Identity as the new perimeter: How one county launched its zero trust initiative
“If you can’t get your arms around identity, you’re never going to be able to address zero trust,” Maricopa County’s CISO Lester Godsey said.
Identity and access management are foundational to adopting and implementing zero trust, said Lester Godsey, chief information security officer for Maricopa County, Arizona.
“If you can’t get your arms around identity, you’re never going to be able to address zero trust,” Godsey said. “Something that’s been kind of a catchphrase in our field is ‘identity is a new perimeter.’ It used to be the traditional firewall -- you have to go through the firewall to consume services. That’s not the case anymore.”
But identity isn’t just personal. It also refers to devices, services and functions.
“You want to know what services need to talk to other services in the environment, so this concept of identity runs the gamut,” Godsey said, adding that the county is working on an identity and access management strategy that will inform its zero-trust approach.
The first phase identified identity gaps and shortfalls, such as the lack of a central repository of identities for interns, volunteers and contractors across the county’s 56 departments. “There wasn’t a single source of truth that would manage all that,” he said. The county is also working to define an identity architecture so residents can use one identity to access all the county services they need.
Identity also connects with asset management. “If you understand the idea of identity extends to devices themselves, that makes the presumption that you understand what assets you have in your environment in the first place,” Godsey said. “That way, you can adequately provision for device identity. We’re undergoing that effort in multiple ways to get our arms around assets in the organization in preparation for this zero-trust approach.”
One way is through what he calls the next-generation network project, in which the county is assessing enterprise network infrastructure to ensure it can meet current and future needs, including zero trust.
Another element is defining the workflow for how agencies give access to resources. Ideally, this will be a largely automated process to avoid taking a week or more to ensure, say, that a new employee is accessing the right services based on their role.
“Going on a zero-trust journey will quickly determine which organizations have eaten their vegetables and which ones haven’t,” Godsey said. “It’s really forced us to reassess what our current environment is, what are capabilities are, what our understanding is and then coming up with a logical game plan.”
State and local governments aren’t mandated to implement zero trust the way federal agencies are, but it’s a solid cybersecurity approach that all jurisdictions should consider, experts say.
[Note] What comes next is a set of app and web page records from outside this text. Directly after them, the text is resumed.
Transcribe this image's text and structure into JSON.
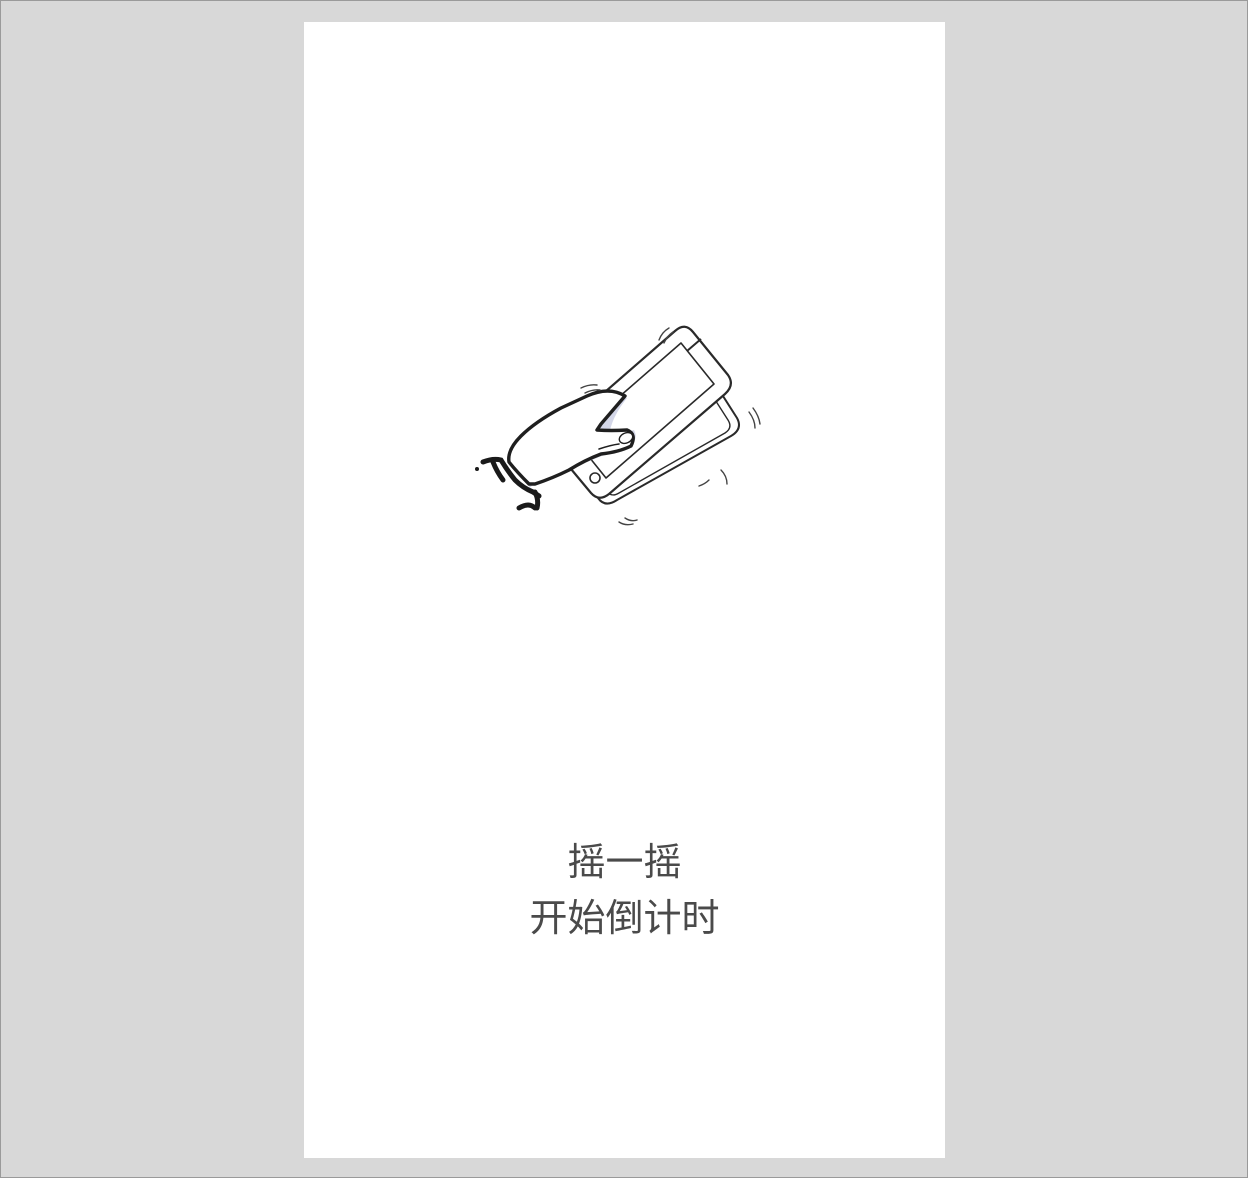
{
  "screen": {
    "illustration_icon": "shake-phone-icon",
    "caption_line1": "摇一摇",
    "caption_line2": "开始倒计时"
  },
  "colors": {
    "frame_bg": "#d8d8d8",
    "screen_bg": "#ffffff",
    "text": "#4a4a4a",
    "accent_shadow": "#c9cde0"
  }
}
“This is something that is going to be pushed down to the states in one fashion or another,” said Heath Mullins, a senior analyst at Forrester and author of “Comply With Federal Zero Trust Mandates,” a report that the research firm published Aug. 25. It offers three steps for adopting zero trust that focus on the federal level, citing a 2021 executive order and a January memo from the Office of Management and Budget that set a zero-trust architecture (ZTA) strategy for federal executive agencies, but that “absolutely apply” to any government entity, Mullins said.
The first step is to gather data, which involves identifying stakeholders, understanding the network and assessing zero trust maturity.
“One of the biggest lifts for any agency of any nature … is understanding what you have,” Mullins said. “It’s really around getting a true understanding of what is in the network, rather than taking guesses based on what could be years-old information contained in a spreadsheet or CSV.”
“Don’t underestimate the amount of time and effort required to do that initial data gathering,” Godsey added. “You have to establish a baseline and understanding of where your maturity is at. I can’t overemphasize that enough, because until you understand where your maturity is at, what you’re capable of and what your capabilities aren’t, you’re never going to be successful.”
The second step is identifying coverage gaps. To do this, the report states, organizations should compare their security stack with the ZTA pillars outlined by federal government and choose vendors that can help.
That second part will be especially important for state and local agencies, which have not been mandated to allocate funding to the effort the way the federal agencies have, Mullins said. They also are likelier to lack staff trained in zero trust.
“From a state perspective, there’s going to be more of a focus on a managed service provider offering and/or additional automation around tasks because they simply don’t have the people or they can’t retain the people,” Mullins said. “It’s a very competitive market right now.”
The third step is to establish a common zero trust reference architecture with identity, devices, networks, applications and workloads as well as data in mind.
In fact, “most states and most municipalities have elements of zero trust already in place,” said Brandon Pugh, senior fellow and policy counsel for cybersecurity and emerging threats at the R Street Institute, a public policy research organization. “They may not realize that, or they may not have it as part of a broader framework, but they have elements. So, for instance, multifactor authentication. That’s often seen as one element of zero trust. A fair amount of jurisdictions have that already.”
But lacking the clear guidance federal agencies have via the Defense Department, Cybersecurity and Infrastructure Security Agency, and National Institute of Standards and Technology, many state and local agencies struggle with what exactly zero trust means, he added. “I think that’s where there’s a burden on the federal government as well as the state government to try to make this as simple as possible and give recommended steps,” Pugh said. “It’s important to remember that zero trust is not a product, and there’s not one rigid framework that you have to follow. It should vary based on the entity.”
Stephanie Kanowitz is a freelance writer based in northern Virginia.